* SDL (soon to be replaced with GLUT), as an abstraction layer over the
native windowing system.
* stb_image, for image decoding. This is a very simple image library,
likely insecure and missing support for progressive JPEG, but it's
extremely small and simple, devoid of dependencies, and in the public
* libuv, for networking. This is a library closely associated with
node.js, which abstracts over the asynchronous I/O mechanisms on each
platform. Most notably, it works on Windows, unlike nearly all of the
Our focus so far has been on laying the proper groundwork for a scalable
rendering engine. In particular, we've been focused on decomposing the

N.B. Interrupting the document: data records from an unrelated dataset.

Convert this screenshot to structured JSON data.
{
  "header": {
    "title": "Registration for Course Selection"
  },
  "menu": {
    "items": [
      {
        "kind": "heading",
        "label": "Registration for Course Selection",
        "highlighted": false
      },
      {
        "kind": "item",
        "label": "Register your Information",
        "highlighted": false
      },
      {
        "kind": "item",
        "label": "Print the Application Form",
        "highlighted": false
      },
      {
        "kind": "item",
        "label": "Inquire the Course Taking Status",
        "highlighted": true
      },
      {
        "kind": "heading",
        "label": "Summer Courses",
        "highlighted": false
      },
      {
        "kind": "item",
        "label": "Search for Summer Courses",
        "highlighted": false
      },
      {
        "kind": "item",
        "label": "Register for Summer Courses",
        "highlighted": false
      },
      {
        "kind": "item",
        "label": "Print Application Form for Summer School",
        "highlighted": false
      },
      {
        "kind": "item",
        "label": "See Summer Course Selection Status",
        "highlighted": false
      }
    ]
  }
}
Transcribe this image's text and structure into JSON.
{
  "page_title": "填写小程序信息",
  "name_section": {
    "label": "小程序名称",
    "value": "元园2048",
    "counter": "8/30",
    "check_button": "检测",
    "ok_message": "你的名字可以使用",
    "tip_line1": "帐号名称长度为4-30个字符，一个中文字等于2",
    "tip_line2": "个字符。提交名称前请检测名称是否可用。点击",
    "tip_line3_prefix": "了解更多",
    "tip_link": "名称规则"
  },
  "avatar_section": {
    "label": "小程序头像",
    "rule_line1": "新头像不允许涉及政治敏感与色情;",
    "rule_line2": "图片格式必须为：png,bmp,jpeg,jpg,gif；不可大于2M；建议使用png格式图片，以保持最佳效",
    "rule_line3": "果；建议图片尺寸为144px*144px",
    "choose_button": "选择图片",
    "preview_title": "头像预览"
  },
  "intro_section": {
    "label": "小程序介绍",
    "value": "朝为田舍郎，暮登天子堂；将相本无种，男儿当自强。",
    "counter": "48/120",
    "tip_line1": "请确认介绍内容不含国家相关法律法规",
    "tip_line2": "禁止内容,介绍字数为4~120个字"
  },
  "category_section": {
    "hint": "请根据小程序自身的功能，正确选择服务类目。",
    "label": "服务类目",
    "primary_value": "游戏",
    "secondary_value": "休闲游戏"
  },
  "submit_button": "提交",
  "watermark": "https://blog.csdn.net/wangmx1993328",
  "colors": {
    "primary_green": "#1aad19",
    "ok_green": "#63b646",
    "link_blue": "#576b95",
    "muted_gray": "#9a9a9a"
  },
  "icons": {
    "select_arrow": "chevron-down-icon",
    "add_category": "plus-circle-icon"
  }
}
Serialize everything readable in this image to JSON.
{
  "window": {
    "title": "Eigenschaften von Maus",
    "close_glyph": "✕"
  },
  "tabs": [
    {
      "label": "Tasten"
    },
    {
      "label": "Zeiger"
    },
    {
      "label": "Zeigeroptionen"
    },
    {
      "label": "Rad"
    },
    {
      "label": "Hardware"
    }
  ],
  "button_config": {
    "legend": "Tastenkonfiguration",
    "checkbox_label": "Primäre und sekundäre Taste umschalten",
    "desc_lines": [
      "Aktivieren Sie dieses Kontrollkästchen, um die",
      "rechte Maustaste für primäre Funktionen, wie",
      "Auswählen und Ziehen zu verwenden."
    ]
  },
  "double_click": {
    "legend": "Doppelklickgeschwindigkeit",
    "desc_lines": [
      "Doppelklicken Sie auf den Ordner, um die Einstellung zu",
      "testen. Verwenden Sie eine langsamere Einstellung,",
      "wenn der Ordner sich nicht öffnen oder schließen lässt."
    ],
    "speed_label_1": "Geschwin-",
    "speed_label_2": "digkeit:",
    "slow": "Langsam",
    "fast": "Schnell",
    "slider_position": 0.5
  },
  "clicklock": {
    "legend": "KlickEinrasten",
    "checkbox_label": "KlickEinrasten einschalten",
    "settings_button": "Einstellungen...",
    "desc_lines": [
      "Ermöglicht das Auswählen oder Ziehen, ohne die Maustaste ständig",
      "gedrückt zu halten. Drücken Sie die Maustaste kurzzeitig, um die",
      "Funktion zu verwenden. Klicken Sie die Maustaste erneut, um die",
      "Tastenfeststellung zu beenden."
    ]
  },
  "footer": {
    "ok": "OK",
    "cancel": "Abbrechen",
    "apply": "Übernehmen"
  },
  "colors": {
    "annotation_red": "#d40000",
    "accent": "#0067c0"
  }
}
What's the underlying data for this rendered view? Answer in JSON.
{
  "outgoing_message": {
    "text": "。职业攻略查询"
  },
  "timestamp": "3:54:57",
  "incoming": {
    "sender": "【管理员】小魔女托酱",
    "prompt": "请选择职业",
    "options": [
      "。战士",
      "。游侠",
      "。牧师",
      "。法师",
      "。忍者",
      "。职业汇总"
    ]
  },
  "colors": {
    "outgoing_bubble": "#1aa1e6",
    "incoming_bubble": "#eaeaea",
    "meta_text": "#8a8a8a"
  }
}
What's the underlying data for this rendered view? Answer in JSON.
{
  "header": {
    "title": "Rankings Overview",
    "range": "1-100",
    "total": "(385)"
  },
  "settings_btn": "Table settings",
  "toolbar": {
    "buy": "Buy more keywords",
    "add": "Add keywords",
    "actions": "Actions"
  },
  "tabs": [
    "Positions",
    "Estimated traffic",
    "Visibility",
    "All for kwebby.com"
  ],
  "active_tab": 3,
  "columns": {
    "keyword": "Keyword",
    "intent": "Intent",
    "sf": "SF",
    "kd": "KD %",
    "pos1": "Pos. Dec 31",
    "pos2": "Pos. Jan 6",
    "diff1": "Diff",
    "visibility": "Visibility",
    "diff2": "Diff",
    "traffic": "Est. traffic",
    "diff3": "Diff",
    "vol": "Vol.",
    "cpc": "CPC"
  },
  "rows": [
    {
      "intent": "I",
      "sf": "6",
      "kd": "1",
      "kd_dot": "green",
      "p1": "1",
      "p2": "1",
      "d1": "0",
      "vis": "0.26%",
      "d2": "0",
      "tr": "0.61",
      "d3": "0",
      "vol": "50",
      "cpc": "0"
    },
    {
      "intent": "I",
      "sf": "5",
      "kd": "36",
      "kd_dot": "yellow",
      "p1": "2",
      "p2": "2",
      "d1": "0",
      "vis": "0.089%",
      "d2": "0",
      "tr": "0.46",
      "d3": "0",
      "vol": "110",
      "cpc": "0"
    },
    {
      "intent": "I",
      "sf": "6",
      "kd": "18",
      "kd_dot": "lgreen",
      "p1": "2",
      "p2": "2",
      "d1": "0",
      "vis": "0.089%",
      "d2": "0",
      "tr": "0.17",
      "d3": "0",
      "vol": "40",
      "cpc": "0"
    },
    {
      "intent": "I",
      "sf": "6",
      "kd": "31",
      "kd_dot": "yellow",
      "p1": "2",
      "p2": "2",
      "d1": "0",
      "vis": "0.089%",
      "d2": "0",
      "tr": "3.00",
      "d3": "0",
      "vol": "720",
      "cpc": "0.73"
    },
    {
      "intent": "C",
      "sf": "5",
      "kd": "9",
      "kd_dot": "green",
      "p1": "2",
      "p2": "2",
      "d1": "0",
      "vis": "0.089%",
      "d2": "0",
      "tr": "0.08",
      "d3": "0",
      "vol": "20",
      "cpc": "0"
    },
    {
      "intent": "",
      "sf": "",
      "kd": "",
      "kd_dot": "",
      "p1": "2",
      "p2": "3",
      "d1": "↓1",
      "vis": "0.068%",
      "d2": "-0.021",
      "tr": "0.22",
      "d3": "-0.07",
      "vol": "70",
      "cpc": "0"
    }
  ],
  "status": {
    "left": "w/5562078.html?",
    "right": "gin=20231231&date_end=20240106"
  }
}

rendering pipeline into tasks (lightweight Rust threads), as this is the
part that's most critical to get right and the most difficult to
retrofit onto existing architectures. Right now, Servo has several tasks
in the rendering pipeline. (When we get tab/window support, each of
these tasks will be replicated for each origin.) As I understand it, the
manages layout task lifetimes. DOM structures are shared between this
task and the other tasks in a read-copy-update model; if content
concurrently mutates a DOM node that layout is currently operating on,
that DOM node is copied for the duration of that layout operation.
* A layout task, which supervises layout. Currently, layout is mostly
done sequentially, but our intern Margaret Meyerhoffer has begun to
implement parallel CSS selector matching. Conceptually, the layout task
is one supervisor task with many subtasks to perform parallel layout. At
the moment, this task can perform both toy inline and toy block layout.
* A renderer task, which receives display lists and renders them. When
layers infrastructure lands, there will actually be many renderer tasks,
one for each layer. This will allow us to render layers in parallel.
* A platform task, which manages the main OS thread and native platform
event loop. Nothing happens on this task except for that which
absolutely needs to be handled by it (because the native windowing
library demands it).
* An engine task, which supervises the other tasks and does nothing else.
* An I/O task, which handles networking in an evented, asynchronous
manner via libuv. Note that networking is not yet implemented in Servo,
so this task doesn't do much.
Another major planned task (not yet implemented) is:
* A compositor task, to composite layers together. Scrolling and CSS
animations should be handled by this task as well.